Each line of data below must be printed exactly as written, with any pictures removed.

WORKING DATA Start Marker

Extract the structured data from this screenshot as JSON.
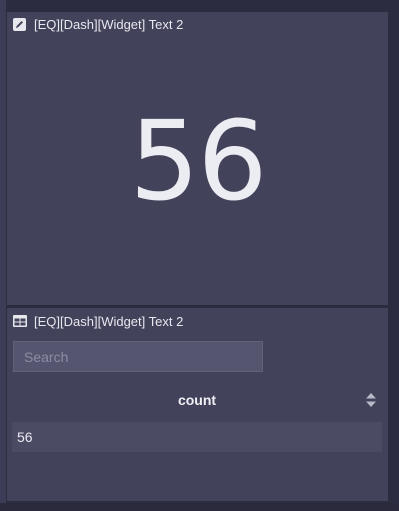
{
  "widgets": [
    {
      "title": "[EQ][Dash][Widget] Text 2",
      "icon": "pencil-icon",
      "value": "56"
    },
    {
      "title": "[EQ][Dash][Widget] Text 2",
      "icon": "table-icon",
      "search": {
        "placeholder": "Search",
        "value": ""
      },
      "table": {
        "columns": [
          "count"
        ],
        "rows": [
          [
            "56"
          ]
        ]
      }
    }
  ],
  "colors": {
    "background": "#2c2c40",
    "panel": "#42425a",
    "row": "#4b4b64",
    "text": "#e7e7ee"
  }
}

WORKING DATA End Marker

§ ANSWER TO THE EXERCISE:
Extract the structured data from this screenshot as JSON.
{
  "widgets": [
    {
      "title": "[EQ][Dash][Widget] Text 2",
      "icon": "pencil-icon",
      "value": "56"
    },
    {
      "title": "[EQ][Dash][Widget] Text 2",
      "icon": "table-icon",
      "search": {
        "placeholder": "Search",
        "value": ""
      },
      "table": {
        "columns": [
          "count"
        ],
        "rows": [
          [
            "56"
          ]
        ]
      }
    }
  ],
  "colors": {
    "background": "#2c2c40",
    "panel": "#42425a",
    "row": "#4b4b64",
    "text": "#e7e7ee"
  }
}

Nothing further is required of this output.